(Task prompt)
Give an unaltered copy of the listing below, minus its pictures.

(The input)
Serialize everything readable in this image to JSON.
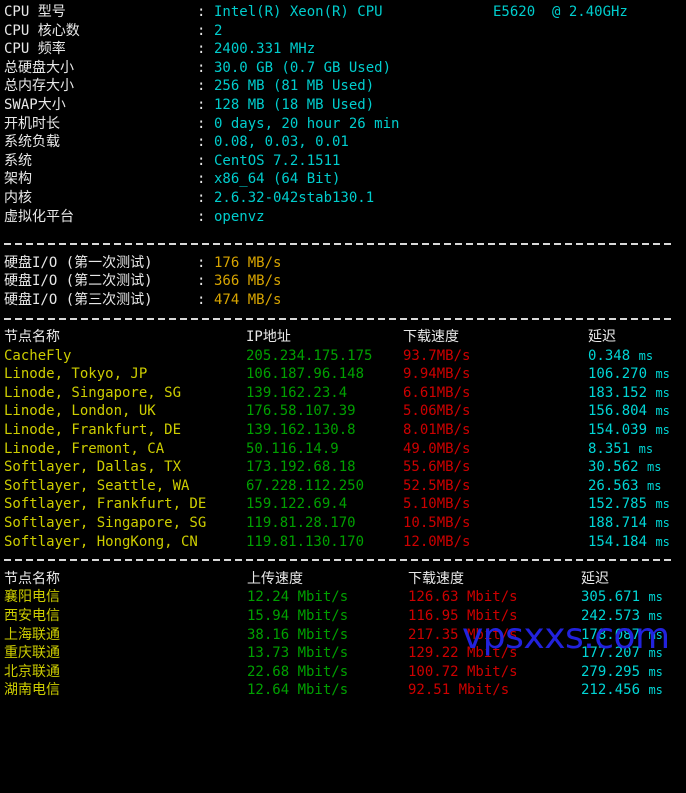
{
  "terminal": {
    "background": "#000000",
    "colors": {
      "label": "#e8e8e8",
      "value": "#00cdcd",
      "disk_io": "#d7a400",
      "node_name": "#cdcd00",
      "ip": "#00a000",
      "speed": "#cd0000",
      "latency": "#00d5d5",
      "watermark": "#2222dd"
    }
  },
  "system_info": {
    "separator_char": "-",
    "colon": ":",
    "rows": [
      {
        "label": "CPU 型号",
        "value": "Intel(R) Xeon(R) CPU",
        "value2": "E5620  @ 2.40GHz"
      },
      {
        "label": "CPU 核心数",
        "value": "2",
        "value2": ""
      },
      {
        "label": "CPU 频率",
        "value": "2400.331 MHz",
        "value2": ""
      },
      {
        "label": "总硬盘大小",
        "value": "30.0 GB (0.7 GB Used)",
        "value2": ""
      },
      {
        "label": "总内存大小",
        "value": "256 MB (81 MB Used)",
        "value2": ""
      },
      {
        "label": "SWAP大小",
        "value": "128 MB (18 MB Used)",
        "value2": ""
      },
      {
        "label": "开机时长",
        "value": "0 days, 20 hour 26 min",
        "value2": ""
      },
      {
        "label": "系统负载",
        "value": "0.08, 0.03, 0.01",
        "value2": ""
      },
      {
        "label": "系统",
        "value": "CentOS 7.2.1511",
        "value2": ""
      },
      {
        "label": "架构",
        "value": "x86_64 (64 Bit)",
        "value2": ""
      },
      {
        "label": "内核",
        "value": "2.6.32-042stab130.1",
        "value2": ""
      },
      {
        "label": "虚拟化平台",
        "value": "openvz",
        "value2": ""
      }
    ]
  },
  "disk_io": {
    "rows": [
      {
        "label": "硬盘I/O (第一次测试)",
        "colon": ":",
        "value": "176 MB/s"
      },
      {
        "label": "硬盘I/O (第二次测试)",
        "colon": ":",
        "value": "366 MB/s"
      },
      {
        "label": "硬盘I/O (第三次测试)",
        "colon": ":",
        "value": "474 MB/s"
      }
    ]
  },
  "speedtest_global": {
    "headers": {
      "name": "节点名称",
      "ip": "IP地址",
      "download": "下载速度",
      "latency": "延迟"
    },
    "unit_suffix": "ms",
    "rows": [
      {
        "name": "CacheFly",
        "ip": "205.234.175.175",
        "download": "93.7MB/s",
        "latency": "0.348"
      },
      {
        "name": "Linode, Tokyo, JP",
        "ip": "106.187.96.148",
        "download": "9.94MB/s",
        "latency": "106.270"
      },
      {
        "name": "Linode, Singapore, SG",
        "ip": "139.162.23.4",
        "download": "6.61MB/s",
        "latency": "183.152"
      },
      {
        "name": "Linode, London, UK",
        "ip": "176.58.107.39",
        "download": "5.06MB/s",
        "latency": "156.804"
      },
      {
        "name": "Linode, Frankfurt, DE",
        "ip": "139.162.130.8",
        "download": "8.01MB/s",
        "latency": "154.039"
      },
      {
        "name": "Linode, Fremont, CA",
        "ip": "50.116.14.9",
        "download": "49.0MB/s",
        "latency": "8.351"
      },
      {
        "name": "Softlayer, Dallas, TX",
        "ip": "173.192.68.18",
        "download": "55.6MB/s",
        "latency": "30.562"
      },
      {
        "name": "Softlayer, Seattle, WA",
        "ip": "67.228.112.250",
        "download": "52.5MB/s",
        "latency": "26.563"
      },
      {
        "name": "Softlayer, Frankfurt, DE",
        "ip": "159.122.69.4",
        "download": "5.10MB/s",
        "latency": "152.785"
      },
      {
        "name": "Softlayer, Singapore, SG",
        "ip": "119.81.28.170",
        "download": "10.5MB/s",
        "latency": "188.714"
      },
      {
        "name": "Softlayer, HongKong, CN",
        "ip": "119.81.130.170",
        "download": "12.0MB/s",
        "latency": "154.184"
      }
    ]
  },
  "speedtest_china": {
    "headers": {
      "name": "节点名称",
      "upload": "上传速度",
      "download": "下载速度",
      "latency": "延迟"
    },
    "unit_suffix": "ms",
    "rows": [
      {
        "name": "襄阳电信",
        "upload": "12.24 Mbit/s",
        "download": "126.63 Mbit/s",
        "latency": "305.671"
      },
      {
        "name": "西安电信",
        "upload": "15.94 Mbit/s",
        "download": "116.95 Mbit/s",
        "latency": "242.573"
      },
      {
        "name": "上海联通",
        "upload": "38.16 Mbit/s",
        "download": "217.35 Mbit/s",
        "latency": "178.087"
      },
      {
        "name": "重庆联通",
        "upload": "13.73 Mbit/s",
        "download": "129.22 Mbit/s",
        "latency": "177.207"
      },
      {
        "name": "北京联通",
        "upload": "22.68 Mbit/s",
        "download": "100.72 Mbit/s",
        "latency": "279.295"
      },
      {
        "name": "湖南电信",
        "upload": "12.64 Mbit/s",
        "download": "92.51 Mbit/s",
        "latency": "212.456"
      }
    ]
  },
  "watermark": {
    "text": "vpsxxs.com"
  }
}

(Answer section)
Serialize everything readable in this image to JSON.
{
  "terminal": {
    "background": "#000000",
    "colors": {
      "label": "#e8e8e8",
      "value": "#00cdcd",
      "disk_io": "#d7a400",
      "node_name": "#cdcd00",
      "ip": "#00a000",
      "speed": "#cd0000",
      "latency": "#00d5d5",
      "watermark": "#2222dd"
    }
  },
  "system_info": {
    "separator_char": "-",
    "colon": ":",
    "rows": [
      {
        "label": "CPU 型号",
        "value": "Intel(R) Xeon(R) CPU",
        "value2": "E5620  @ 2.40GHz"
      },
      {
        "label": "CPU 核心数",
        "value": "2",
        "value2": ""
      },
      {
        "label": "CPU 频率",
        "value": "2400.331 MHz",
        "value2": ""
      },
      {
        "label": "总硬盘大小",
        "value": "30.0 GB (0.7 GB Used)",
        "value2": ""
      },
      {
        "label": "总内存大小",
        "value": "256 MB (81 MB Used)",
        "value2": ""
      },
      {
        "label": "SWAP大小",
        "value": "128 MB (18 MB Used)",
        "value2": ""
      },
      {
        "label": "开机时长",
        "value": "0 days, 20 hour 26 min",
        "value2": ""
      },
      {
        "label": "系统负载",
        "value": "0.08, 0.03, 0.01",
        "value2": ""
      },
      {
        "label": "系统",
        "value": "CentOS 7.2.1511",
        "value2": ""
      },
      {
        "label": "架构",
        "value": "x86_64 (64 Bit)",
        "value2": ""
      },
      {
        "label": "内核",
        "value": "2.6.32-042stab130.1",
        "value2": ""
      },
      {
        "label": "虚拟化平台",
        "value": "openvz",
        "value2": ""
      }
    ]
  },
  "disk_io": {
    "rows": [
      {
        "label": "硬盘I/O (第一次测试)",
        "colon": ":",
        "value": "176 MB/s"
      },
      {
        "label": "硬盘I/O (第二次测试)",
        "colon": ":",
        "value": "366 MB/s"
      },
      {
        "label": "硬盘I/O (第三次测试)",
        "colon": ":",
        "value": "474 MB/s"
      }
    ]
  },
  "speedtest_global": {
    "headers": {
      "name": "节点名称",
      "ip": "IP地址",
      "download": "下载速度",
      "latency": "延迟"
    },
    "unit_suffix": "ms",
    "rows": [
      {
        "name": "CacheFly",
        "ip": "205.234.175.175",
        "download": "93.7MB/s",
        "latency": "0.348"
      },
      {
        "name": "Linode, Tokyo, JP",
        "ip": "106.187.96.148",
        "download": "9.94MB/s",
        "latency": "106.270"
      },
      {
        "name": "Linode, Singapore, SG",
        "ip": "139.162.23.4",
        "download": "6.61MB/s",
        "latency": "183.152"
      },
      {
        "name": "Linode, London, UK",
        "ip": "176.58.107.39",
        "download": "5.06MB/s",
        "latency": "156.804"
      },
      {
        "name": "Linode, Frankfurt, DE",
        "ip": "139.162.130.8",
        "download": "8.01MB/s",
        "latency": "154.039"
      },
      {
        "name": "Linode, Fremont, CA",
        "ip": "50.116.14.9",
        "download": "49.0MB/s",
        "latency": "8.351"
      },
      {
        "name": "Softlayer, Dallas, TX",
        "ip": "173.192.68.18",
        "download": "55.6MB/s",
        "latency": "30.562"
      },
      {
        "name": "Softlayer, Seattle, WA",
        "ip": "67.228.112.250",
        "download": "52.5MB/s",
        "latency": "26.563"
      },
      {
        "name": "Softlayer, Frankfurt, DE",
        "ip": "159.122.69.4",
        "download": "5.10MB/s",
        "latency": "152.785"
      },
      {
        "name": "Softlayer, Singapore, SG",
        "ip": "119.81.28.170",
        "download": "10.5MB/s",
        "latency": "188.714"
      },
      {
        "name": "Softlayer, HongKong, CN",
        "ip": "119.81.130.170",
        "download": "12.0MB/s",
        "latency": "154.184"
      }
    ]
  },
  "speedtest_china": {
    "headers": {
      "name": "节点名称",
      "upload": "上传速度",
      "download": "下载速度",
      "latency": "延迟"
    },
    "unit_suffix": "ms",
    "rows": [
      {
        "name": "襄阳电信",
        "upload": "12.24 Mbit/s",
        "download": "126.63 Mbit/s",
        "latency": "305.671"
      },
      {
        "name": "西安电信",
        "upload": "15.94 Mbit/s",
        "download": "116.95 Mbit/s",
        "latency": "242.573"
      },
      {
        "name": "上海联通",
        "upload": "38.16 Mbit/s",
        "download": "217.35 Mbit/s",
        "latency": "178.087"
      },
      {
        "name": "重庆联通",
        "upload": "13.73 Mbit/s",
        "download": "129.22 Mbit/s",
        "latency": "177.207"
      },
      {
        "name": "北京联通",
        "upload": "22.68 Mbit/s",
        "download": "100.72 Mbit/s",
        "latency": "279.295"
      },
      {
        "name": "湖南电信",
        "upload": "12.64 Mbit/s",
        "download": "92.51 Mbit/s",
        "latency": "212.456"
      }
    ]
  },
  "watermark": {
    "text": "vpsxxs.com"
  }
}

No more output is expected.